more time at it and some spend less, but no one doubts that the burden
can be very great. Authors Nancy L. Mace and Peter V. Rabins write in The 36-Hour Day that ongoing care for a dementia sufferer “can be an exhausting and emotionally draining job.”
“It is quite possible to collapse under the load,” they add.
Center for Disease Control and Prevention fact sheet reports that about
73% of caregivers in a survey said prayer helps them cope. A recent,
helpful volume is A Year of Grace: 365 Reflections for Caregivers by
Laraine Bennett (Our Sunday Visitor). But besides prayer, these people
need direct outside assistance. Here’s where the parishes come in.
literature on this subject repeatedly makes the point that caregivers
need regular time offa couple of hours to go out for lunch, take in a
movie, maybe just sit in the park. To make that possible, why couldn’t
the local parish run a modest community service program recruiting
volunteers to go into homeseither on an as-needed basis or regularlyin
order to spell the regular caregivers in tending their disabled or aged
Some parishes probably already do something along these
lines. Others easily could. Many have retired parishioners in good
health and with time on their hands who are looking for something
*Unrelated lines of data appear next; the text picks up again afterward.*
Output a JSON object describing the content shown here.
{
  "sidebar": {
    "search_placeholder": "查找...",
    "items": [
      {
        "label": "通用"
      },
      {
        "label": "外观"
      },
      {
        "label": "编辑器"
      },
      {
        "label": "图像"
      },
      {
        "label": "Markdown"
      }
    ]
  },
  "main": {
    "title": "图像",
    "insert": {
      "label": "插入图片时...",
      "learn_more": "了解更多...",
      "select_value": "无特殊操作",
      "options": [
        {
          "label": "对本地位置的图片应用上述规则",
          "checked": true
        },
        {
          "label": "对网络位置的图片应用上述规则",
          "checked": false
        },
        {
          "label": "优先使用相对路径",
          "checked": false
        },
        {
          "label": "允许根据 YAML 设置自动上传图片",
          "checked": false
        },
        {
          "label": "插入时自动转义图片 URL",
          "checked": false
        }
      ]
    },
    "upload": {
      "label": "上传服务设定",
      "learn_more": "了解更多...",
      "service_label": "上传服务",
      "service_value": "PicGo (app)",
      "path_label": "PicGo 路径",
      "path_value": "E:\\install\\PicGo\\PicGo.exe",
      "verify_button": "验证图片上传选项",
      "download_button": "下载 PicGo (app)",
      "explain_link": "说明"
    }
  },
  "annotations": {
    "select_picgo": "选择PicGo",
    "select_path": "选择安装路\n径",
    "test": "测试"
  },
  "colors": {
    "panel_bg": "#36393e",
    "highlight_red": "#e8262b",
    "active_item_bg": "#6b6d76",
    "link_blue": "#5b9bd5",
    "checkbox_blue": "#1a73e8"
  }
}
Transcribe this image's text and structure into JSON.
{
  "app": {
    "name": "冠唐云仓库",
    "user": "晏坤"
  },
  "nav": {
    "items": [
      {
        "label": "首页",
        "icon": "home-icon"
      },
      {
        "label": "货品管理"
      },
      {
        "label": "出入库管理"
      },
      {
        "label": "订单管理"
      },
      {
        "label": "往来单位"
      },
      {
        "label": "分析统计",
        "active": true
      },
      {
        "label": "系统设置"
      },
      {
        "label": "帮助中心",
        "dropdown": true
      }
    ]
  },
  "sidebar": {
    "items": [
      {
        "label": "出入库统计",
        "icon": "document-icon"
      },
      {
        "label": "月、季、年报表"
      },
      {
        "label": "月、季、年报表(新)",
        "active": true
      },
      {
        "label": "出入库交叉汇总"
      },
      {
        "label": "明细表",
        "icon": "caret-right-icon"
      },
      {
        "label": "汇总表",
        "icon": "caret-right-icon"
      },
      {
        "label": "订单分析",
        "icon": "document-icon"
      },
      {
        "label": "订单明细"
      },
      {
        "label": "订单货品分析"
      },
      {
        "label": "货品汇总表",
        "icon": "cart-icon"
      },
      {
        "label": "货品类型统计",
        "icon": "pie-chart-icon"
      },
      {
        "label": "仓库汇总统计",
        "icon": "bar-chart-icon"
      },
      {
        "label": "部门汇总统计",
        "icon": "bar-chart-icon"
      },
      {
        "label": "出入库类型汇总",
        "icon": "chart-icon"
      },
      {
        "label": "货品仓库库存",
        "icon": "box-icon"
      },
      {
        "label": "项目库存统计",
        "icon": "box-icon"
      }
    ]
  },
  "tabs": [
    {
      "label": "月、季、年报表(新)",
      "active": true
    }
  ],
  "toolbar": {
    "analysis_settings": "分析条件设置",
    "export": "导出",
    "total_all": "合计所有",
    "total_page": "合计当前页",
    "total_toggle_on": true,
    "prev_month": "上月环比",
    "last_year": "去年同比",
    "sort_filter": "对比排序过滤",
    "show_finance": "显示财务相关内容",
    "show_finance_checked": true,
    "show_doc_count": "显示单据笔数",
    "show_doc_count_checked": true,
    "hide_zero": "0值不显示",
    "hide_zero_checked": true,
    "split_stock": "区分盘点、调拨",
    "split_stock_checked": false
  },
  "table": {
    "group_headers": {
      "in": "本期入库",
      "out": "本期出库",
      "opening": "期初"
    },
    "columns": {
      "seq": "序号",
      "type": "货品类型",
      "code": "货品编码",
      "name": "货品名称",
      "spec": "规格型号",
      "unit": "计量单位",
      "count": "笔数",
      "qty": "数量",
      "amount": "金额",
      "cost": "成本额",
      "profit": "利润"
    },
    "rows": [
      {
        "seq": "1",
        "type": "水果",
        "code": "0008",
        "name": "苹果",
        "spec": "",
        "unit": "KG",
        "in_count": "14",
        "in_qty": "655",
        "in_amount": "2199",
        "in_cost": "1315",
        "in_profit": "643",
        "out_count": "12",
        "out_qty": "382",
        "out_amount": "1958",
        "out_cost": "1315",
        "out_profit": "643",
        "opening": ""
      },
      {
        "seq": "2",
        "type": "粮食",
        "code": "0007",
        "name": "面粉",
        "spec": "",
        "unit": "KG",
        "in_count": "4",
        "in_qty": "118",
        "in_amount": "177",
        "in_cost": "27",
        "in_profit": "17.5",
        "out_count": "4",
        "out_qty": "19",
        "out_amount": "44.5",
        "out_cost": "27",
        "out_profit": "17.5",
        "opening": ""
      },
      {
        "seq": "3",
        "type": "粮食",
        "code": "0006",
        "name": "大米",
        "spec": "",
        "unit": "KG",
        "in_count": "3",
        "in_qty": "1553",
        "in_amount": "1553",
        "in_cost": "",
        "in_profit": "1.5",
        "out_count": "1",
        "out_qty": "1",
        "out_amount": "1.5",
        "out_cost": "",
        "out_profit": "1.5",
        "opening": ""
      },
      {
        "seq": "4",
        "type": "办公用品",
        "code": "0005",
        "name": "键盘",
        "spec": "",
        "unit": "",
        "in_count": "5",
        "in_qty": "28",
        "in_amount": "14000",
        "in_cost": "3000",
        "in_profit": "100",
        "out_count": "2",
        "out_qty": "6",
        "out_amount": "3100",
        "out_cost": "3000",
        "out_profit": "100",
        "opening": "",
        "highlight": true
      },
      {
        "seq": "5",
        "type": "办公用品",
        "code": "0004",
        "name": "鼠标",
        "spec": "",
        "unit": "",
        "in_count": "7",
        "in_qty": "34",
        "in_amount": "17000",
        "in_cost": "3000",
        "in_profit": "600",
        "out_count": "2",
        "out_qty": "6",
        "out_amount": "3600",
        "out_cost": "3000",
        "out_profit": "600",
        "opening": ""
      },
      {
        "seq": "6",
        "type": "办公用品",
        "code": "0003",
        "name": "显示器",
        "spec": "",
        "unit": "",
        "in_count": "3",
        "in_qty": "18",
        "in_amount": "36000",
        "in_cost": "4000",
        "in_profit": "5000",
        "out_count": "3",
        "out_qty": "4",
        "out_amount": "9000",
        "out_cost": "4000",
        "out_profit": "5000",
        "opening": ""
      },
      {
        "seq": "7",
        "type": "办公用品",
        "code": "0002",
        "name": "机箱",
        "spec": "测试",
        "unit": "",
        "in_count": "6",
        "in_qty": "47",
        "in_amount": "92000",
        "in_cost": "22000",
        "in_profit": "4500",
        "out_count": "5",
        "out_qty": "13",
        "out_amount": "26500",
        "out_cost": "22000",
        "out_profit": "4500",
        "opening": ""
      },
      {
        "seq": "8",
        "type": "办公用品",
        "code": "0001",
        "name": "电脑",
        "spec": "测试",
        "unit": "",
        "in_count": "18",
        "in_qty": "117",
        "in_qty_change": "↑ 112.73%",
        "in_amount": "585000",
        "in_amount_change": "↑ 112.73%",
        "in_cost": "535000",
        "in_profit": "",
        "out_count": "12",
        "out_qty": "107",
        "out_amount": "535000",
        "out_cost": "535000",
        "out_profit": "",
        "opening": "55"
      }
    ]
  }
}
worthwhile to do. With a little encouragement and coordination from the
parish, this could be it.
It could also be an important part of
the answer for caregivers who are feeling the strain of struggling with
36-hour days. Some problems have no solution, but others do. This may be
a problem with a solutionand the parishes could help provide it.